As one of the main visual elements of a website, a header is a valuable piece of digital real estate. There are many different functions a website header can have depending on the nature of your business. However, as a tool for branding and in some cases navigation, your website header sets the tone for each page that it appears on.
Website headers are easy to overlook when in fact they are extremely important. After all, it will be one of the first things visitors will see when accessing your website. New to headers in website design and want to learn more about them? Here is everything you need to know on what is a website header and why you should use it.
What is a Header?
A header is a visual image or typographic element that runs across the top of your homepage, and ideally every other page of your website. A header will make your website instantly recognisable, especially if it uses your brand logo and colours. Many headers are clickable too, taking users back to your homepage to act as a central navigational tool.
Headers can be focused on a CTA, brand, content, video or a product. For example, within a product focused website header, the website name or logo might be quite insignificant, with the main information about the product (such as ‘30% off today only!’) taking the main focus instead. As headers can be used to advertise any messages or promotions, they are extremely versatile.
Design wise, headers are usually displayed as a particular type, such as a sticky or fixed header. While you can adopt either strategy, it’s imperative to make sure it fits the style of your website and doesn’t prevent users from being able to read the rest of your website properly.
Why do I need a Header for my webpage?
You never get a second chance to make a first impression, which is why your website header is so important. A header helps identify a website and gives information about the brand. It’s also an opportunity to reinforce your company ethos or get across any particular important message.
Think of a website header almost like the front of a shop on the high street. When standing outside, you’d see the name of the company and store window that may display information about what’s inside. Your website header acts in the same manner only in a digital sense. It’s very much an introduction that sums up what it is you can offer.
Which information should a Header contain?
First and foremost, your header should contain the name of the company or the website that people have landed on. This can either be achieved by using your logo, or a combination of your logo and a strapline. If your logo is quite bulky, try experimenting with simple typography instead. Or, an icon that represents your brand rather than the entire logo.
A header should be clearly displayed and feature the brand colours of your business so that visitors know they are on the right website. Depending on the format of your header, it may be possible to include other key information about your business. For example a phone number or links to your social media pages.
Remember though that your header should still be simple and easy to read. There is also an opportunity to add additional information into your footer. Doing so can help prevent your header from looking too cluttered.
Are there best practice examples?
August is a digital marketing agency in Australia. In their header they use a hamburger menu. This is very innovative as it allows for much more information to be given when the user hovers over it. The result gives a very clever finish to the rest of the design, allowing the main photographic background to stand out more. Hamburger menus are especially popular in mobile design too.
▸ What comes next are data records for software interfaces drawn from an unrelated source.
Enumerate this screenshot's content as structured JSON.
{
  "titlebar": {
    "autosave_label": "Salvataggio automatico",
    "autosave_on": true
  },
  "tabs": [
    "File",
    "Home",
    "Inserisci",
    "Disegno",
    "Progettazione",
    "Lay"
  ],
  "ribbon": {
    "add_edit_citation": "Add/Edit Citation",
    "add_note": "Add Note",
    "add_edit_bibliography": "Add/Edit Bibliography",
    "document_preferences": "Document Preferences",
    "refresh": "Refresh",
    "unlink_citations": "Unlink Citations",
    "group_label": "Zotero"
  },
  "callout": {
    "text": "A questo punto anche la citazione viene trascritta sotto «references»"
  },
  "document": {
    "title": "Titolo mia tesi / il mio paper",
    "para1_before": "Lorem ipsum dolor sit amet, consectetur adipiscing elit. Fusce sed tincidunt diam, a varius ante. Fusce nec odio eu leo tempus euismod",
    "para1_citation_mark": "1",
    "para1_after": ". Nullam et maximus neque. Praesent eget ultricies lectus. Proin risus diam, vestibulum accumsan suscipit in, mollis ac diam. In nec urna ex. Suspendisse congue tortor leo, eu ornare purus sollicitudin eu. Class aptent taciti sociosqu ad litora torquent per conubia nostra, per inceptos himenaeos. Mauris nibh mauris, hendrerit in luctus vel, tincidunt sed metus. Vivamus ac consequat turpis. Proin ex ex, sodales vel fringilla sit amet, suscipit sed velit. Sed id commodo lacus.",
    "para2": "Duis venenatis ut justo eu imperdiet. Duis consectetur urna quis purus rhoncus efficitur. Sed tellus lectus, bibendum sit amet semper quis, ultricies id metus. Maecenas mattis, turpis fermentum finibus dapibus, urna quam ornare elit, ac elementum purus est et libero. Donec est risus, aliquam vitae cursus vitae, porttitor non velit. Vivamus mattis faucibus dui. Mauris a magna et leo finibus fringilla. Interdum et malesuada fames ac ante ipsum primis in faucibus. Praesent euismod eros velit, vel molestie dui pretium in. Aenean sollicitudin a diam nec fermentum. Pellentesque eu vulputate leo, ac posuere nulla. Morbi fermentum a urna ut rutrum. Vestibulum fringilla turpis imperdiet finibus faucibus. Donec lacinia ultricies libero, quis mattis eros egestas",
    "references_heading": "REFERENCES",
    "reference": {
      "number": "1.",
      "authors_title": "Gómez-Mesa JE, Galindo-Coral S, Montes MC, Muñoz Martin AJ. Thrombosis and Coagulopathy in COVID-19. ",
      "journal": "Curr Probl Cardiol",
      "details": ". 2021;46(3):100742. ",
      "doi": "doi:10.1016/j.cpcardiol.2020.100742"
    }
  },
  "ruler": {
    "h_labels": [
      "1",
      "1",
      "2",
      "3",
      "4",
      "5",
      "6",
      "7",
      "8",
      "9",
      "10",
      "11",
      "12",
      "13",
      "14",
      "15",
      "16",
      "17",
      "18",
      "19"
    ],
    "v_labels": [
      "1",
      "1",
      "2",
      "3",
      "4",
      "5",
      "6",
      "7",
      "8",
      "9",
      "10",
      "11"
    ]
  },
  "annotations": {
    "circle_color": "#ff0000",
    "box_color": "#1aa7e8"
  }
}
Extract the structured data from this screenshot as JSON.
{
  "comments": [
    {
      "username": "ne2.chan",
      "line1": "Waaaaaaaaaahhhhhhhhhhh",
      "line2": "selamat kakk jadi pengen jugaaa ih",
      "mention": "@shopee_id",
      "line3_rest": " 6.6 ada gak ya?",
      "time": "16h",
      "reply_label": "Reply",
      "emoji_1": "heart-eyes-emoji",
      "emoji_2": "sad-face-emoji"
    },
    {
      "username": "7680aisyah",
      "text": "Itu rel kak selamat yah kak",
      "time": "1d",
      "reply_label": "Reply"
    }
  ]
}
Another great example is Amazon who use their header as a search function. As one of the most successful online retailers in the world, many eyes glance over Amazon’s website header every day. Amazon manages to cram in a lot of information into the header without overwhelming the audience. Plus, it gives the user everything they need in just one bar without having to look for it. It’s done in a way that makes you feel as if you are browsing the aisles of a supermarket, only in a digital sense.
What is the difference between header, <header> and <head>?
They might all sound the same, but there are some key differences between a header, <header> and <head> that you need to know about. Let’s take a closer look.
A header is a term given to a main strip or icon that sits towards the top of your website. Its purpose is to introduce your branding and send out a message. Headers usually appear on every single page of your website, though they can vary in placement if required.
A <header> element is placed before introductory content or a set of navigational links. It can be used multiple times on a website, although is never found within a <footer> or an <address> element.
Anyone who owns a website or blog will be familiar with a <header> as this usually appears at the top of your HTML code. Also, if you are asked to paste in code (such as for Google Adsense) it specifies to paste it after the ‘<header>’ element.
After the <header> it is common to see a heading element such as H1 tags, which run on a scale of H1 to H6, with H1 being the main SEO title on a blog or page. The greater the number, the smaller the tag, making H6 the least insignificant tag to use on a page.
A <head> element is used for holding metadata which means data about data. This could include information such as <title>, <link>, <script> etc. A <head> element is not displayed on the page, but the information is used by the browser.
An interesting point to note is that in HTML 4.01 the <head> element was compulsory but in HTML5 it can be skipped. The browsers that support <head> include Google Chrome, Internet Explorer, Firefox, Opera and Safari making it widely accepted.
To Sum Up
A website header is one of the most instantly recognisable elements of your website. Therefore, care and attention should go into its design and placement, especially as it’s there to get across your branding and overall messaging. Whether you choose to use a simple icon or a more elaborate toolbar, your website header should offer purpose and function. Above all, it should greet visitors and set the tone for their overall user experience.